* **Your task**: Below are records; copy every line in them that holds the word "Surfaces".

* **Entries shown**:
-- -- --
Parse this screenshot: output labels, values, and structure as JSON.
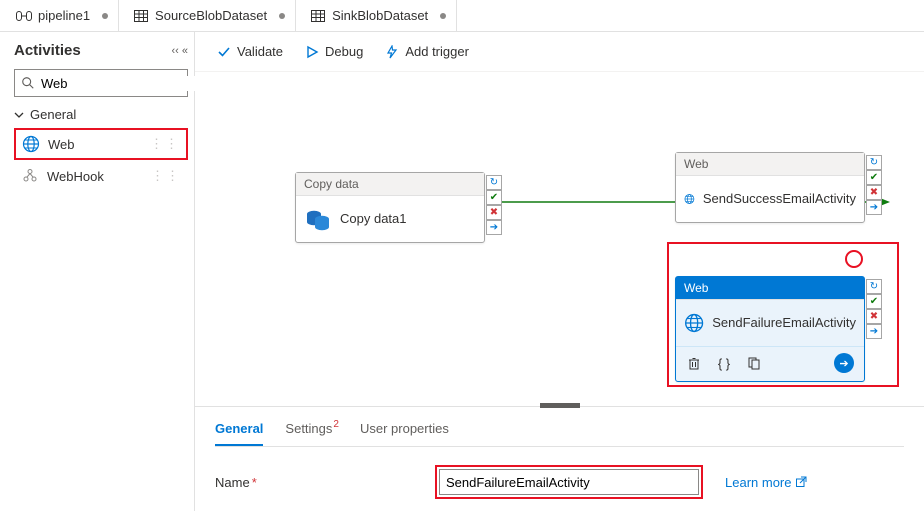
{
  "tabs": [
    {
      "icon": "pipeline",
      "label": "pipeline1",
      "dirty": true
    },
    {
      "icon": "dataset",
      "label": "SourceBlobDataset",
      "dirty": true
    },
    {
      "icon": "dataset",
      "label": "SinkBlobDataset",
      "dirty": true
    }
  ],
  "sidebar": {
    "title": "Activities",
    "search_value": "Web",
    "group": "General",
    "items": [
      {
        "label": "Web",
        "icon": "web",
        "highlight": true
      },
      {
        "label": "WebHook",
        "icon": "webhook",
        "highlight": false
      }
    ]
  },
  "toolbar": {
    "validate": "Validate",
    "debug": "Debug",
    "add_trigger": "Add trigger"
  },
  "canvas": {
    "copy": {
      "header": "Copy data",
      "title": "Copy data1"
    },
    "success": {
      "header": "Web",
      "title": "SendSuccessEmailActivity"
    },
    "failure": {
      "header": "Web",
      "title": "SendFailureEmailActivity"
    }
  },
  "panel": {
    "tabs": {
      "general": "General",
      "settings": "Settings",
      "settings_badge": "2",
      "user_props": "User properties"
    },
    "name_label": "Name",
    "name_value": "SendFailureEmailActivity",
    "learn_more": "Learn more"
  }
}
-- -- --
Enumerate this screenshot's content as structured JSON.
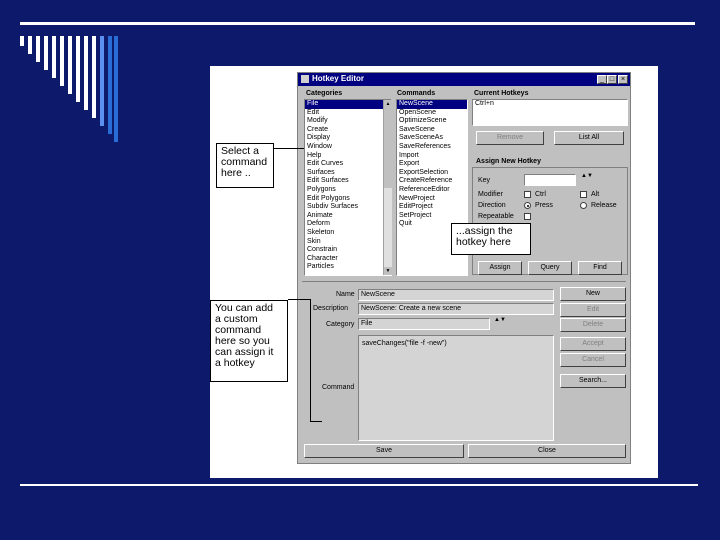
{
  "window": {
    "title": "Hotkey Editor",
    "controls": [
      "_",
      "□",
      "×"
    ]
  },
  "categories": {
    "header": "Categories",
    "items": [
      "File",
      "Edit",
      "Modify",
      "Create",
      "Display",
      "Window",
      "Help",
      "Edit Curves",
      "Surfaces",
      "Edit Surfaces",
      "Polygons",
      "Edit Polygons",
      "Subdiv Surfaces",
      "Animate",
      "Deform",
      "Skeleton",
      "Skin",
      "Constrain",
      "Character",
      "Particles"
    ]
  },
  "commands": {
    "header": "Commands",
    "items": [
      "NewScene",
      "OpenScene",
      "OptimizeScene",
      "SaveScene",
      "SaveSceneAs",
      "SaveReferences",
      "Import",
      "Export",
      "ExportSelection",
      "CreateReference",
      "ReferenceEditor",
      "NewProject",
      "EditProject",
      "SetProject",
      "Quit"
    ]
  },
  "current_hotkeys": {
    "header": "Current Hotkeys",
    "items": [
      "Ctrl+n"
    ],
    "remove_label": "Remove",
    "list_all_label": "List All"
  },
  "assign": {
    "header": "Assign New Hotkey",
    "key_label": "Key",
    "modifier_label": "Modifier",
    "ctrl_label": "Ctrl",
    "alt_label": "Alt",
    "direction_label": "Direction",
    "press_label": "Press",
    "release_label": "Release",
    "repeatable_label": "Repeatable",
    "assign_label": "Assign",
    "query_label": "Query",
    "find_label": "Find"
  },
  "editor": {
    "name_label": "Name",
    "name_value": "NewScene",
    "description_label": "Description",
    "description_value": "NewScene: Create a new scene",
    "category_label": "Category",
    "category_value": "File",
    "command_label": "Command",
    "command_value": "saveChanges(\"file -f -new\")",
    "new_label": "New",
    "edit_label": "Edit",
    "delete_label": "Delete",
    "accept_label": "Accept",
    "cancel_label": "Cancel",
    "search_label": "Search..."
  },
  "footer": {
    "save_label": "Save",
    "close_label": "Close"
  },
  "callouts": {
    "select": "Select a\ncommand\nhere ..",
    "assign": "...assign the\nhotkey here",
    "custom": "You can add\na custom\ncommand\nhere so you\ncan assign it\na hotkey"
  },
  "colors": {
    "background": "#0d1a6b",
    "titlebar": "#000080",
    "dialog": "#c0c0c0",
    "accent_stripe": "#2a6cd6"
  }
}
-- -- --
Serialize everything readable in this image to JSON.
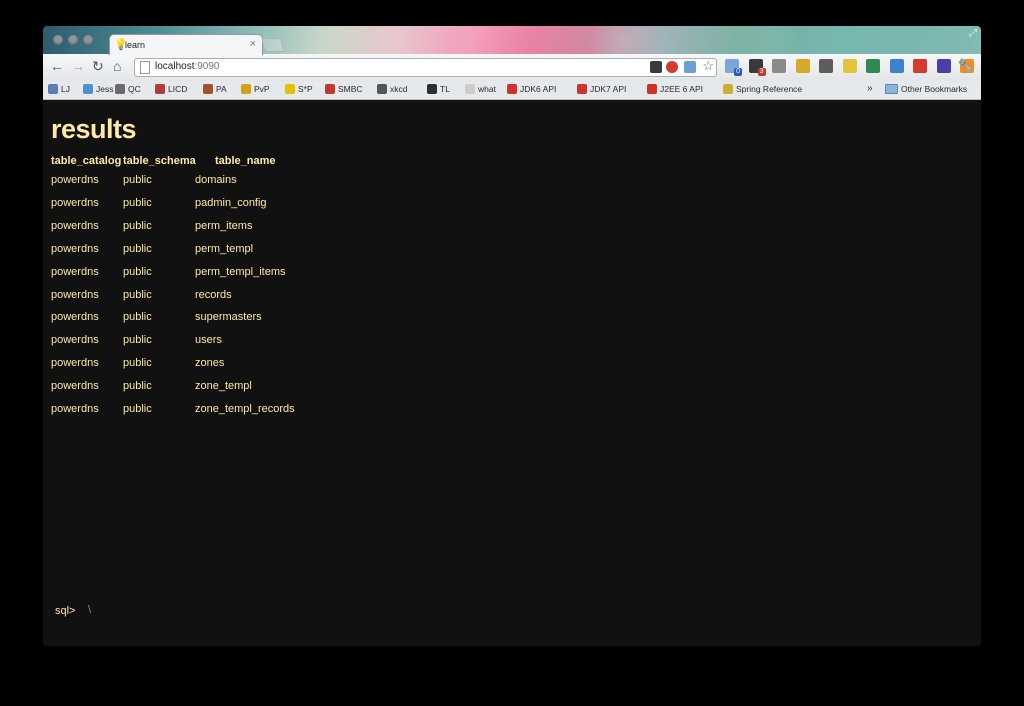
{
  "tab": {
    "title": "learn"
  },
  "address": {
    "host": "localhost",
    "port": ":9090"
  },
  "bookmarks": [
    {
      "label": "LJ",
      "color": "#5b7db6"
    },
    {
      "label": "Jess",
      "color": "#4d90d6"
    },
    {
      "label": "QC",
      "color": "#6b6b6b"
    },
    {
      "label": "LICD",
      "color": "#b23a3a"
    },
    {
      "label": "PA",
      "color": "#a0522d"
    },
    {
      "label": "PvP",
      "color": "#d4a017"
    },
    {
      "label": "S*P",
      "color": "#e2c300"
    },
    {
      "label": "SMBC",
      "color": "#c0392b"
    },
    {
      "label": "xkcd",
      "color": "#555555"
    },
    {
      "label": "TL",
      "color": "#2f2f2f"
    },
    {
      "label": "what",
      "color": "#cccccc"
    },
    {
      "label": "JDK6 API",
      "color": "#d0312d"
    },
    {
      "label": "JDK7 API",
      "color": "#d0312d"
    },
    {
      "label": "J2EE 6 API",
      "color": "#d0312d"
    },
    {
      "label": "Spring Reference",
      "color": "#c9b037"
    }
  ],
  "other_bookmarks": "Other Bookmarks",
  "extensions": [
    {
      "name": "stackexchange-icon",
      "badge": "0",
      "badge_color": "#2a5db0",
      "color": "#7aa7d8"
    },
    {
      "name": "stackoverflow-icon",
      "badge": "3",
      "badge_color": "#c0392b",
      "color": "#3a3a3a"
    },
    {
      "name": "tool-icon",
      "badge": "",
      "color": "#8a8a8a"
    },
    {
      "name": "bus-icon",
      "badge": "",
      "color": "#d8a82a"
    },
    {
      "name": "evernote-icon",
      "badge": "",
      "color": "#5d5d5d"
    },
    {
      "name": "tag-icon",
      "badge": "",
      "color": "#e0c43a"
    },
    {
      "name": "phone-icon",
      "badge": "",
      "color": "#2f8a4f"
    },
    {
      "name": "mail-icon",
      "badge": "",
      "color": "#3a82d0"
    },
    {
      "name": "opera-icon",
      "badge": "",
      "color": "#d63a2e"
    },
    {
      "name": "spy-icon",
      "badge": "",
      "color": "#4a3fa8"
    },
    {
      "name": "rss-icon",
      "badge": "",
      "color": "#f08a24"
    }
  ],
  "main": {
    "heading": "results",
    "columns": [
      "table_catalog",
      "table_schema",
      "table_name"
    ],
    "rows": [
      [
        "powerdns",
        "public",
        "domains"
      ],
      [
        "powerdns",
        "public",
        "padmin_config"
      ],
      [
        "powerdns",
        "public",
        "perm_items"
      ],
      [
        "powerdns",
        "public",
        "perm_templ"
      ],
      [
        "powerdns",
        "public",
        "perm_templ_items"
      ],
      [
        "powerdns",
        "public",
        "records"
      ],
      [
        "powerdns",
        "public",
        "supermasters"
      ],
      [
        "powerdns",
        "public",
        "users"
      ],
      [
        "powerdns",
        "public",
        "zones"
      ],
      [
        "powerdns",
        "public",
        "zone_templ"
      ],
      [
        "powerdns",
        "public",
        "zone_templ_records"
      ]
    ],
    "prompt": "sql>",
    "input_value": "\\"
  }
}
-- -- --
* **Result below**:
      "Surfaces",
      "Edit Surfaces",
      "Subdiv Surfaces",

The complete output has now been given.